*What you are asked to do*. How many lines of the entries hold the string "false"? Reply with the number alone.

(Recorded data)
§

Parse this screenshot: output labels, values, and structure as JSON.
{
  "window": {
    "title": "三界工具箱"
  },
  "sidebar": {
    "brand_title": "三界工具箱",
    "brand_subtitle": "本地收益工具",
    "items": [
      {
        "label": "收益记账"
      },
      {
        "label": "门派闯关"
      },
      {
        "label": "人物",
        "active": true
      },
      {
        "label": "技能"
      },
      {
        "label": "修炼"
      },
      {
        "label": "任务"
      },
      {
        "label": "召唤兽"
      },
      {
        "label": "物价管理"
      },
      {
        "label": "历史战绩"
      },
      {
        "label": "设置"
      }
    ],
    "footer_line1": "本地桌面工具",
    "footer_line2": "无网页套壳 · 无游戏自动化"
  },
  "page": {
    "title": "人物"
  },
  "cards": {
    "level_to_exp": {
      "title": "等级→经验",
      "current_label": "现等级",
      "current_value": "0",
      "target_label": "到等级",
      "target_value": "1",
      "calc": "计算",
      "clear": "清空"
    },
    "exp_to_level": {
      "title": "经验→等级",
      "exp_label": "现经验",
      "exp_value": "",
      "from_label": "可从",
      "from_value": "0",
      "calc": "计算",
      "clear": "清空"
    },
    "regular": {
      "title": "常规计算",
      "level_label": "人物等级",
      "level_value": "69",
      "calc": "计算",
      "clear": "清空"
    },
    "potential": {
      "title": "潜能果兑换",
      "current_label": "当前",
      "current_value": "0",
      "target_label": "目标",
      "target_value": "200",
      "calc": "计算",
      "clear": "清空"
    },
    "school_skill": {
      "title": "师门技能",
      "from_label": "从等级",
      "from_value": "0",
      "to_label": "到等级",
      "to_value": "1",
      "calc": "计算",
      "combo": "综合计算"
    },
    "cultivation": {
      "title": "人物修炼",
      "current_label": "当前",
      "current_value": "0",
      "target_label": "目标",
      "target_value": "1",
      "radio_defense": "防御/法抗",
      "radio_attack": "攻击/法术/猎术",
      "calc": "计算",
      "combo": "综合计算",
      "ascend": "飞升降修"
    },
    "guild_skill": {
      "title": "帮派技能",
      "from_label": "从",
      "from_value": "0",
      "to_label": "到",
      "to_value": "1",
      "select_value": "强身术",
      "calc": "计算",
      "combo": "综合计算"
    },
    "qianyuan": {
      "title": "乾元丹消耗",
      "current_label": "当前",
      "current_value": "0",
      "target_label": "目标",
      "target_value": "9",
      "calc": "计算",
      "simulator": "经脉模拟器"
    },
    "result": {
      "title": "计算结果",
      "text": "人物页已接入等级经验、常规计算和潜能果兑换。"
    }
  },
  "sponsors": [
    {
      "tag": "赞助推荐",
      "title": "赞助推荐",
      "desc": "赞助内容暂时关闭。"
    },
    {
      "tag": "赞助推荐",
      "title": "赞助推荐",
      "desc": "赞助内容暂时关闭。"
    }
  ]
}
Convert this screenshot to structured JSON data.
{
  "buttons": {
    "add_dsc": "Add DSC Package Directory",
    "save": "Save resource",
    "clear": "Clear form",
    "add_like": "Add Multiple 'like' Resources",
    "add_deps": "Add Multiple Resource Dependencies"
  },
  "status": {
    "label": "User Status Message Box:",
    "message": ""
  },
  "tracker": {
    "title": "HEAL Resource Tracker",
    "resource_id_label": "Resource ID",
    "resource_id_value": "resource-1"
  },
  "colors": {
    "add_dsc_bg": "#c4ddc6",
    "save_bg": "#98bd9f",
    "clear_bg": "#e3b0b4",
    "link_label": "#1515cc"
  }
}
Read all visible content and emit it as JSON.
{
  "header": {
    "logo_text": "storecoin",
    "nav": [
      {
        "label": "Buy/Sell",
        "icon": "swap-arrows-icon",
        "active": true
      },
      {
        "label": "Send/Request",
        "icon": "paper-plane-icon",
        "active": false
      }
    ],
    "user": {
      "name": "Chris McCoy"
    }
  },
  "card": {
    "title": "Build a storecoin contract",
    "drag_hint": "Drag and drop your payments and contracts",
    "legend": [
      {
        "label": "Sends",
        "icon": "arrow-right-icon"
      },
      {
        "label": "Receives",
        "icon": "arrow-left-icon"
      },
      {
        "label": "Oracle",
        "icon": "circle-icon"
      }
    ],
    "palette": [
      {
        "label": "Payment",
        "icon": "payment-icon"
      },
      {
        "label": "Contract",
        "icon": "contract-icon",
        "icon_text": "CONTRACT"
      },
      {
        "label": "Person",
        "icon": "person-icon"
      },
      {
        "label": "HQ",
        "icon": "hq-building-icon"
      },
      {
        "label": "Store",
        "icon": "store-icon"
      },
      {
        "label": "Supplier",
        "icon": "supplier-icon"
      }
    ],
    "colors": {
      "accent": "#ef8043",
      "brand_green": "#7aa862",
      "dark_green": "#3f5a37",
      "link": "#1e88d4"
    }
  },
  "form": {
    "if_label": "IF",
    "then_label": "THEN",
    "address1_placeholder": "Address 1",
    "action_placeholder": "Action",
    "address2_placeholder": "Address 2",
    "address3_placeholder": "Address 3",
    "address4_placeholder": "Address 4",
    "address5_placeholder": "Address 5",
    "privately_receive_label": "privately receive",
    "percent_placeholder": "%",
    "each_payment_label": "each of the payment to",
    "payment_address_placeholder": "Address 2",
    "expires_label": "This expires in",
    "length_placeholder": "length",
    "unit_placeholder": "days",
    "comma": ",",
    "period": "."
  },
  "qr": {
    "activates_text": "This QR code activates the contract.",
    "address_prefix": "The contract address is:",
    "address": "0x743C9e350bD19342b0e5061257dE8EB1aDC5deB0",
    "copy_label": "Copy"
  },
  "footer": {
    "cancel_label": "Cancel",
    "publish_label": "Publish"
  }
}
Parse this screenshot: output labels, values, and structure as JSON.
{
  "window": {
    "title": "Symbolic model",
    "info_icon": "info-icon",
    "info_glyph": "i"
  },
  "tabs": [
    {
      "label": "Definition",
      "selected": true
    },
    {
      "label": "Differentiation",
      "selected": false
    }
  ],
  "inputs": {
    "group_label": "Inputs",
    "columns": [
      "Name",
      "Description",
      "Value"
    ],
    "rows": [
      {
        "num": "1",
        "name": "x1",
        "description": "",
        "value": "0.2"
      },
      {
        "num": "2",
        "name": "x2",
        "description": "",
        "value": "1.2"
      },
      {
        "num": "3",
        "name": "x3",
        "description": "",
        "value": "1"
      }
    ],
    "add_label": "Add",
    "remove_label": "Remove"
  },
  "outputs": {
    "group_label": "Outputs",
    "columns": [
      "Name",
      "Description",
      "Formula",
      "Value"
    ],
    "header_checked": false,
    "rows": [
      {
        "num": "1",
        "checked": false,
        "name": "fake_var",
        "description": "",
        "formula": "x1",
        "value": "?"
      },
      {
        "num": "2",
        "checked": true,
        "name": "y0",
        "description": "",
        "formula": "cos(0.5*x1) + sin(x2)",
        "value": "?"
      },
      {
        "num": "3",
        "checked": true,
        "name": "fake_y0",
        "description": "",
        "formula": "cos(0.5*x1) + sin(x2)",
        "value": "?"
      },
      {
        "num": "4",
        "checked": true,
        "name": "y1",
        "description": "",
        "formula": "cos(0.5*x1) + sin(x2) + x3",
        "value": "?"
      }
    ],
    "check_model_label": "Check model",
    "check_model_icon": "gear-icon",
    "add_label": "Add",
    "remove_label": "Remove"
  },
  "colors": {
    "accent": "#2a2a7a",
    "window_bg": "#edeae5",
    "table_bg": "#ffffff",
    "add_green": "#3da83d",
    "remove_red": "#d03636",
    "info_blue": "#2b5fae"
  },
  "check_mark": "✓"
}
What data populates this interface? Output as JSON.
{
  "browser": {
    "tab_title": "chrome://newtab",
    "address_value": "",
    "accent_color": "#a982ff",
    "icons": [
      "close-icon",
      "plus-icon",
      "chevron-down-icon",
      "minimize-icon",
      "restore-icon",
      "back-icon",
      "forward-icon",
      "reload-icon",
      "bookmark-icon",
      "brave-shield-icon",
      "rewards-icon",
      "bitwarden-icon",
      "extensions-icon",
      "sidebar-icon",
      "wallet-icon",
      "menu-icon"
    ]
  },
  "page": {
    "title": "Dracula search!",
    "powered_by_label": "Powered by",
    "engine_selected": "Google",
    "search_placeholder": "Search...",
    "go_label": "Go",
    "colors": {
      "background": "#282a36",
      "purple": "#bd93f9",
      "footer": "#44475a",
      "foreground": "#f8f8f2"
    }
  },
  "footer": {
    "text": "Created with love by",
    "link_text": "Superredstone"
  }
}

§

*Response area*. 4